When I first arrived here, Uncle Eddie picked me up from the airport in a rusted Mazda that I felt embarrassed to drive in. I gave him two thousand dollars to stay at the Katelemwa Estate with him and Auntie Zeddie for nine months.
Katelemwa Estate is a huge plot of land with seven houses, all owned by Makerere University, where some of the professors are housed off-campus. Makerere University also has on-campus housing. My Auntie Ellie and her husband Pat, who works at Makerere as well, live in a three-story house there.
The houses on Katelemwa Estate each look different. Uncle Eddie and Auntie Zeddie’s house is a bungalow with four bedrooms. They have their own bedroom. My cousin Jack has his own room. My other cousins, Darlene and Dora, share a room. My aunt and uncle were kind enough to give me my own room.
The room is okay but I have to sleep under a mosquito net to avoid contracting malaria. At night, I’m afraid to get out of the bed—even when I need to use the outhouse—because cockroaches as big as my hand, with shiny, hard backs, litter the floor.
Their mangy, orange dog yelps outside all night. They treat that animal so badly. The water that comes from the outside well needs to be boiled. The house girl,
Clara, does this. She also teaches me Lunyoro and Luganda. I take notes and keep them in a separate journal that I think of as my language book.
The living room has old furniture and flat brownish grey carpet.
I like living here. It’s pleasant. But, I really hope I do not contract malaria. Apparently, it takes two months after you have been bitten to get really sick.
When my brother Robert, my sister Karen and I went to Expo ’86 in Vancouver, British Columbia, we stayed with friends of my father. With the help of the pavilions at Expo ’86, I travelled to Malaysia, India, Australia, Iceland, Finland, Norway, Switzerland, China, Korea and Singapore…my Expo passport was inked with stamps. My dad’s friends had a huge house in Surrey. There were more bedrooms than people living in the house and it was so airy that you felt as though you were outside even when you were still inside—completely defeating the benefit of being indoors. Totally useless.

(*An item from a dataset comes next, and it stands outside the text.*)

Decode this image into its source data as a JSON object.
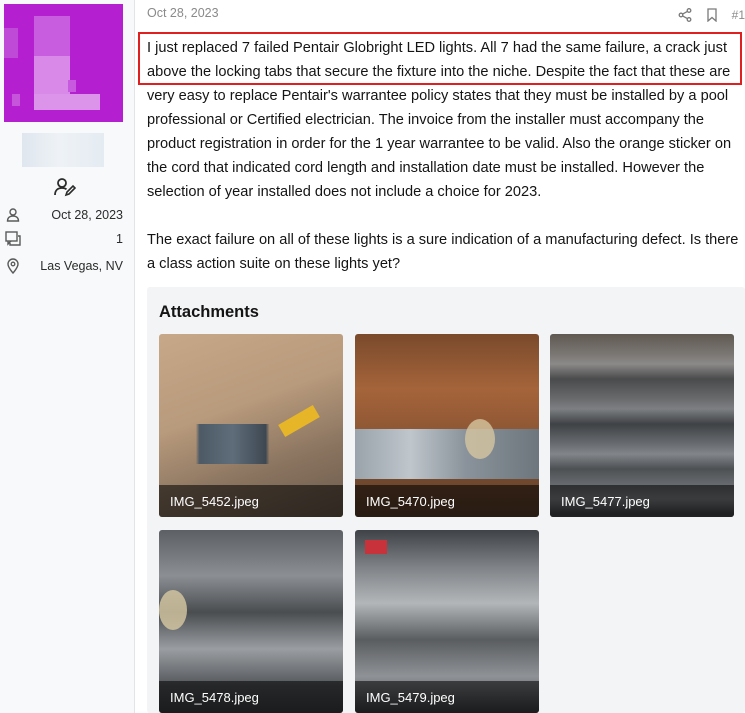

I am lucky to be in the literature and communications department at Makerere University. I learn a lot. I go through flashes and sometimes think I should enrol in public relations or science journalism at Boston University, but I have to hang in here
—I think many good things are ahead for me. I can’t wait until Mommy sends my things.